Mike Piazza only played 8 games in a Marlins uniform. He came over in the Gary Sheffield trade in 1998, stayed for a week, and then was flipped to the Mets. Most teams, of course, would have just worked out a three-way trade, but not the Marlins. Three-way trades require managerial skill, and they obviously don’t have that.

Anyway, when the Marlins had Piazza he was at the top of his game. In 1997, he his .362/.431/.638 with 40 HRs for the Dodgers. If that wasn’t the height of the steroid era he probably would have won the MVP award.

I wonder how many Piazza jerseys the Marlins sold during that one glorious week?

3. Mark Buehrle

3 mark buehrle marlins fire sale

WAR: 3.76

Mark Buehrle might be the most underappreciated pitcher in baseball. He’s never really been a dominant shutdown-type guy, but he is consistent. Every year you can expect him to post a sub-four ERA and pitch at least 200 innings. Those aren’t sexy stats, but they add up to wins, which is why he averaged 3.76 WAR per season. Assuming he still has some gas in the tank for his age 34 season, Buehrle will be a great help to a Toronto team that was basically using a whole staff of rookies by the end of last season.

2. Kevin Brown


WAR: 3.94

Kevin Brown is one of the best pitchers to never win a Cy Young. This due partly to the fact that everyone seems to think he was kind of a prick, and partly to the fact that the Cy Young voters used to be completely obsessed with win totals, as though the fact that a pitcher’s team can’t hit is somehow his fault. (Here I’m thinking of 1996, when Brown posted a ridiculous—RIDICULOUS—1.89 ERA with only .944 WHIP and 233 innings pitched, and yet lost the Cy Young to Smoltz and his 2.94 ERA. The reason?

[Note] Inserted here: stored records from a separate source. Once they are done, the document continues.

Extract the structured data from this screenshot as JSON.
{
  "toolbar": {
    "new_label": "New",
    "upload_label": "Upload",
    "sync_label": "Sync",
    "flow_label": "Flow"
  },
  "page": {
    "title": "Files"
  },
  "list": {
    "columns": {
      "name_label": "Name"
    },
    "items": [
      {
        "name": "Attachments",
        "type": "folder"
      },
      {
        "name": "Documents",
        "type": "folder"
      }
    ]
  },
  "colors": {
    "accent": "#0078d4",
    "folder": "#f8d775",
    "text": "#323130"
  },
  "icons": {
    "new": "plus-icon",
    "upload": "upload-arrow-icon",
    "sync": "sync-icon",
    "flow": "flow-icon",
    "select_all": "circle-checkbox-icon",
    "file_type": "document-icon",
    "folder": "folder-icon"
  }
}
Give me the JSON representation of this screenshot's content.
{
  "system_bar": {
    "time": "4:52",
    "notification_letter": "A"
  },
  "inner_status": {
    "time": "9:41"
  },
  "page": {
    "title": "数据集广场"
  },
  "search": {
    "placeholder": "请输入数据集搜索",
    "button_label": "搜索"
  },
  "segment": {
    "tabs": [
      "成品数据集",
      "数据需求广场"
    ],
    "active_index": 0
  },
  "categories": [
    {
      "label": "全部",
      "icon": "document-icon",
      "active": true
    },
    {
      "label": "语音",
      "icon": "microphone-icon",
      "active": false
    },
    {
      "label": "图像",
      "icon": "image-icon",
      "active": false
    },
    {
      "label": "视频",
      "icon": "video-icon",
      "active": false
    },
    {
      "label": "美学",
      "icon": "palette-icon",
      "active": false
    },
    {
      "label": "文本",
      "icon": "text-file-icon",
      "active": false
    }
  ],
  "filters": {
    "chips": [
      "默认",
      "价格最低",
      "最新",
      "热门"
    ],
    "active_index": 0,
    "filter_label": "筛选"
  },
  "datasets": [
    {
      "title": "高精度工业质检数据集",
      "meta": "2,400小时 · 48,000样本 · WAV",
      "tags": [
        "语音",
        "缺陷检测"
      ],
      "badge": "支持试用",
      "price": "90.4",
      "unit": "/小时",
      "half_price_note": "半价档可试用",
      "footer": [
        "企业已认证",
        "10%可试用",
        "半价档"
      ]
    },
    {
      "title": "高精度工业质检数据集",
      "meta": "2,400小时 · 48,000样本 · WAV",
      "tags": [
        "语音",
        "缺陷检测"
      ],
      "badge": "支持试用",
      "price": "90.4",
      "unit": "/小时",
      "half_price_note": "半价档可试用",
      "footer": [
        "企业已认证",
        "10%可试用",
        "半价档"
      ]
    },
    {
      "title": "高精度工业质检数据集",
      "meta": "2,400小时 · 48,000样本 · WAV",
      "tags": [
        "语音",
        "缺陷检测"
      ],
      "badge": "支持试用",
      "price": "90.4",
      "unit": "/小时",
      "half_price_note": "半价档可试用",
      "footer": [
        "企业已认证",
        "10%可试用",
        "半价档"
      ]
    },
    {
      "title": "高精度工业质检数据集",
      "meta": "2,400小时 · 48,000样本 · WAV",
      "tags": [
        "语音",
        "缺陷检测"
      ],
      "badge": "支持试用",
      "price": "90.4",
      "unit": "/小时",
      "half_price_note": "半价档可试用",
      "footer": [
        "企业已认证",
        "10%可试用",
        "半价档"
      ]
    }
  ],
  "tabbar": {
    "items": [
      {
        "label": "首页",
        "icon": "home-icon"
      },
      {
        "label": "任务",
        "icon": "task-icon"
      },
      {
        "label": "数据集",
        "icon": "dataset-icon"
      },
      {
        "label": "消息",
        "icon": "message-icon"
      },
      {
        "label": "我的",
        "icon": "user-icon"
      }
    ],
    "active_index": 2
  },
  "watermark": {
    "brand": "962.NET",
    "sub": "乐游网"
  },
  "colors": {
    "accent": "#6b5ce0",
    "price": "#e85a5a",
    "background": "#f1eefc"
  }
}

Smoltz was 24-8, Brown was 17-11.)

Anyway, the Marlins traded Brown to the Padres for Derrek Lee in 1998 (a pickup that led directly to their next WS championship), and Brown went on to become the highest paid pitcher in the history of baseball (at the time), making $15 million per year from 2000 to 2005 with the Dodgers and Yankees.

1. Miguel Cabrera

1 miguel cabrera marlins fire sale

WAR: 4.44

At just 20 years old, Miguel Cabrera helped the Marlins win the World Series in 2003 as a rookie. He batted .333/.394/.633 in the NLCS that year with 3 HRs and 6 RBI. From there he only got better: .879 OPS with 33 HRs in 2004, .947 OPS with 33 HRs in 2005, .998 OPS with 26 HRs in 2006, and .965 OPS with 38 HRs in 2007.

Obviously, then, the Marlins traded Cabrera after 2007, because he was going to be a superstar and demand a superstar contract. So they sent him to the Tigers for a bunch of prospects who didn’t pan out at all. Not for the Marlins, anyway. They got Cameron Maybin from Detroit, who still may be a good major league player, but they sent him to the Padres for Edward Mujica, a good relief pitcher, in 2011. Then they traded Mujica to the Cardinals in 2012 for another prospect who probably won’t work out.

So in other words, they Marlins got almost nothing for the best player who’s ever played for them. That pretty much sums it all up, doesn’t it?